Dataset rows describing interfaces
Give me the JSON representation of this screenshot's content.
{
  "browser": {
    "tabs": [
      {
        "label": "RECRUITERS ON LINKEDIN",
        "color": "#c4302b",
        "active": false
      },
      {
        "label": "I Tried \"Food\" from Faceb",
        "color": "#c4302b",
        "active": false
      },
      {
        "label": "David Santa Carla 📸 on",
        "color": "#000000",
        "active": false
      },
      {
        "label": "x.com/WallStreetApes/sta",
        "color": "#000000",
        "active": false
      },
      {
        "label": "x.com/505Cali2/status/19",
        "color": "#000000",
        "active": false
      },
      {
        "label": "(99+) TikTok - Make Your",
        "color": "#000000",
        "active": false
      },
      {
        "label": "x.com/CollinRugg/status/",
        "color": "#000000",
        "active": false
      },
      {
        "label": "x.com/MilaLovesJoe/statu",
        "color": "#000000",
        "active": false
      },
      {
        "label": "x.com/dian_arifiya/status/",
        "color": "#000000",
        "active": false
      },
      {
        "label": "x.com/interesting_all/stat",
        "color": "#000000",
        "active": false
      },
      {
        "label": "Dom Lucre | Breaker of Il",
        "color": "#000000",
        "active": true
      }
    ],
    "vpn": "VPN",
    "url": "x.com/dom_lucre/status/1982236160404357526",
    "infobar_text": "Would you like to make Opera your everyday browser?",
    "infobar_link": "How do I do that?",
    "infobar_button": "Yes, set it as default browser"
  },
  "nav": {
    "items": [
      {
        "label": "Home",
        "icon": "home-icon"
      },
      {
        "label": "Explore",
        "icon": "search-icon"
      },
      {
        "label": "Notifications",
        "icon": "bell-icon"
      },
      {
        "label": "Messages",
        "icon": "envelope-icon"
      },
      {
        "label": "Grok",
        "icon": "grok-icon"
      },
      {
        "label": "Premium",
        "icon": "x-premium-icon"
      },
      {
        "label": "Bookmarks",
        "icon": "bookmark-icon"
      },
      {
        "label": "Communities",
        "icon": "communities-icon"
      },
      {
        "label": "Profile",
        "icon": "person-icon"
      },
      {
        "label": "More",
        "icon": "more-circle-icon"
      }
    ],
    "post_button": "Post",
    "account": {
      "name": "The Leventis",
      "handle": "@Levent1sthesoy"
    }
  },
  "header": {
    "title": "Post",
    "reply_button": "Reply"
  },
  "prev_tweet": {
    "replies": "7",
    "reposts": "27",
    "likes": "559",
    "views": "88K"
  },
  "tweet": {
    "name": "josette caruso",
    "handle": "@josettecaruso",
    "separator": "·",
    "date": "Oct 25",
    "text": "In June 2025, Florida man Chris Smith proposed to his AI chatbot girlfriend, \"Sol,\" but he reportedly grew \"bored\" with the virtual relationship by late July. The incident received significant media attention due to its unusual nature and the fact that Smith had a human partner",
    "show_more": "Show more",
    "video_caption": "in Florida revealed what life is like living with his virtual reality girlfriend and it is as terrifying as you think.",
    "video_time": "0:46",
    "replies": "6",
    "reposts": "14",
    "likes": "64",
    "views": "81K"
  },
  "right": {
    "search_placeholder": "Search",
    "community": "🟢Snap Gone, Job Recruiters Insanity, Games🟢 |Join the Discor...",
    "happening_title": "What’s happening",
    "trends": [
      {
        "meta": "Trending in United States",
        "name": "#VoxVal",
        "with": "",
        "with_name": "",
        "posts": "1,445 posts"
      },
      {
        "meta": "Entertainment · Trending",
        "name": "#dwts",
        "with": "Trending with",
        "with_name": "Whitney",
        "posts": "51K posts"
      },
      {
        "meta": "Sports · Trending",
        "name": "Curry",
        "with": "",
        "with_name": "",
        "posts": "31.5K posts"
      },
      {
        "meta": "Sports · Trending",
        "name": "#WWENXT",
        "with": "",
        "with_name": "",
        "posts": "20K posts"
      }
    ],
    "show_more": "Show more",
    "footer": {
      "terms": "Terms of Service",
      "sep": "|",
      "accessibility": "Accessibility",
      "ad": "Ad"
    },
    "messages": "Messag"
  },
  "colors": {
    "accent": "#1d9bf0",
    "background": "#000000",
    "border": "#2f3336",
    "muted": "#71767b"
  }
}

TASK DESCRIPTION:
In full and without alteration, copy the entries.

SOLUTION FOR THIS PROBLEM:
Give me the JSON representation of this screenshot's content.
{
  "browser": {
    "tabs": [
      {
        "label": "RECRUITERS ON LINKEDIN",
        "color": "#c4302b",
        "active": false
      },
      {
        "label": "I Tried \"Food\" from Faceb",
        "color": "#c4302b",
        "active": false
      },
      {
        "label": "David Santa Carla 📸 on",
        "color": "#000000",
        "active": false
      },
      {
        "label": "x.com/WallStreetApes/sta",
        "color": "#000000",
        "active": false
      },
      {
        "label": "x.com/505Cali2/status/19",
        "color": "#000000",
        "active": false
      },
      {
        "label": "(99+) TikTok - Make Your",
        "color": "#000000",
        "active": false
      },
      {
        "label": "x.com/CollinRugg/status/",
        "color": "#000000",
        "active": false
      },
      {
        "label": "x.com/MilaLovesJoe/statu",
        "color": "#000000",
        "active": false
      },
      {
        "label": "x.com/dian_arifiya/status/",
        "color": "#000000",
        "active": false
      },
      {
        "label": "x.com/interesting_all/stat",
        "color": "#000000",
        "active": false
      },
      {
        "label": "Dom Lucre | Breaker of Il",
        "color": "#000000",
        "active": true
      }
    ],
    "vpn": "VPN",
    "url": "x.com/dom_lucre/status/1982236160404357526",
    "infobar_text": "Would you like to make Opera your everyday browser?",
    "infobar_link": "How do I do that?",
    "infobar_button": "Yes, set it as default browser"
  },
  "nav": {
    "items": [
      {
        "label": "Home",
        "icon": "home-icon"
      },
      {
        "label": "Explore",
        "icon": "search-icon"
      },
      {
        "label": "Notifications",
        "icon": "bell-icon"
      },
      {
        "label": "Messages",
        "icon": "envelope-icon"
      },
      {
        "label": "Grok",
        "icon": "grok-icon"
      },
      {
        "label": "Premium",
        "icon": "x-premium-icon"
      },
      {
        "label": "Bookmarks",
        "icon": "bookmark-icon"
      },
      {
        "label": "Communities",
        "icon": "communities-icon"
      },
      {
        "label": "Profile",
        "icon": "person-icon"
      },
      {
        "label": "More",
        "icon": "more-circle-icon"
      }
    ],
    "post_button": "Post",
    "account": {
      "name": "The Leventis",
      "handle": "@Levent1sthesoy"
    }
  },
  "header": {
    "title": "Post",
    "reply_button": "Reply"
  },
  "prev_tweet": {
    "replies": "7",
    "reposts": "27",
    "likes": "559",
    "views": "88K"
  },
  "tweet": {
    "name": "josette caruso",
    "handle": "@josettecaruso",
    "separator": "·",
    "date": "Oct 25",
    "text": "In June 2025, Florida man Chris Smith proposed to his AI chatbot girlfriend, \"Sol,\" but he reportedly grew \"bored\" with the virtual relationship by late July. The incident received significant media attention due to its unusual nature and the fact that Smith had a human partner",
    "show_more": "Show more",
    "video_caption": "in Florida revealed what life is like living with his virtual reality girlfriend and it is as terrifying as you think.",
    "video_time": "0:46",
    "replies": "6",
    "reposts": "14",
    "likes": "64",
    "views": "81K"
  },
  "right": {
    "search_placeholder": "Search",
    "community": "🟢Snap Gone, Job Recruiters Insanity, Games🟢 |Join the Discor...",
    "happening_title": "What’s happening",
    "trends": [
      {
        "meta": "Trending in United States",
        "name": "#VoxVal",
        "with": "",
        "with_name": "",
        "posts": "1,445 posts"
      },
      {
        "meta": "Entertainment · Trending",
        "name": "#dwts",
        "with": "Trending with",
        "with_name": "Whitney",
        "posts": "51K posts"
      },
      {
        "meta": "Sports · Trending",
        "name": "Curry",
        "with": "",
        "with_name": "",
        "posts": "31.5K posts"
      },
      {
        "meta": "Sports · Trending",
        "name": "#WWENXT",
        "with": "",
        "with_name": "",
        "posts": "20K posts"
      }
    ],
    "show_more": "Show more",
    "footer": {
      "terms": "Terms of Service",
      "sep": "|",
      "accessibility": "Accessibility",
      "ad": "Ad"
    },
    "messages": "Messag"
  },
  "colors": {
    "accent": "#1d9bf0",
    "background": "#000000",
    "border": "#2f3336",
    "muted": "#71767b"
  }
}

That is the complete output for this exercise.